[Page and application data records]
####################

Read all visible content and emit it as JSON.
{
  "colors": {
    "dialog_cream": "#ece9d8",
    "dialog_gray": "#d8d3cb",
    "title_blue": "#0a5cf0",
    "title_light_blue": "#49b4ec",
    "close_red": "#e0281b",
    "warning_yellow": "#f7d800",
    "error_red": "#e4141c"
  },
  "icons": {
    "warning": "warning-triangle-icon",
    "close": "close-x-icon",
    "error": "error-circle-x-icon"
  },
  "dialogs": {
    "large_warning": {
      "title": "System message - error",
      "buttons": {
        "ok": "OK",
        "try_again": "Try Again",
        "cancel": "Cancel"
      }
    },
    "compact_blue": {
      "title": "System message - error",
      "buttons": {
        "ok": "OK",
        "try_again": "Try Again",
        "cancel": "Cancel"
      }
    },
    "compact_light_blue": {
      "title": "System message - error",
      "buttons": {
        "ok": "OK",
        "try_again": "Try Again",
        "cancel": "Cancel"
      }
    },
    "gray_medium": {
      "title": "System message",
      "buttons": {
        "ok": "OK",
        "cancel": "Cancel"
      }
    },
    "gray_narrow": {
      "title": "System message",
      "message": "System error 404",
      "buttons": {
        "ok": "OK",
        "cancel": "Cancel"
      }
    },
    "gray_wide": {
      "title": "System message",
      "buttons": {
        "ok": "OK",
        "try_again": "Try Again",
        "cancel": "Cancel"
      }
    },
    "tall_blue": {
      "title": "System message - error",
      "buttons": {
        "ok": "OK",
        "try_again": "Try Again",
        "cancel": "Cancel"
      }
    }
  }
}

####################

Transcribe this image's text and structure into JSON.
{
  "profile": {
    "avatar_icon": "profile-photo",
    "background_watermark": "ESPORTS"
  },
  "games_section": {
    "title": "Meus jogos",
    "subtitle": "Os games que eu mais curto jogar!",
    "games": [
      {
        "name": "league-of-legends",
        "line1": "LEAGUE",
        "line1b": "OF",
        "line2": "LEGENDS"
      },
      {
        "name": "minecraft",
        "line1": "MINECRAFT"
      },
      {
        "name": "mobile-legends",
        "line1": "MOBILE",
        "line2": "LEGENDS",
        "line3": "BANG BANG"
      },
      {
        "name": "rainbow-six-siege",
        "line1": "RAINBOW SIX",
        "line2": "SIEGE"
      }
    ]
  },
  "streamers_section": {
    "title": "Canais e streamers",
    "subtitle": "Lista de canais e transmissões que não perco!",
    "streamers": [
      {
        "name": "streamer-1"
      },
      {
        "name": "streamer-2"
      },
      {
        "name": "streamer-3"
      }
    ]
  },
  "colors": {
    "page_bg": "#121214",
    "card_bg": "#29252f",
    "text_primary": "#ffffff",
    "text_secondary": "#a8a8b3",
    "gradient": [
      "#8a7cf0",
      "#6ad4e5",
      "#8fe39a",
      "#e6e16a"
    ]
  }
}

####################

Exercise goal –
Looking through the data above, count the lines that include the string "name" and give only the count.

Finished exercise –
7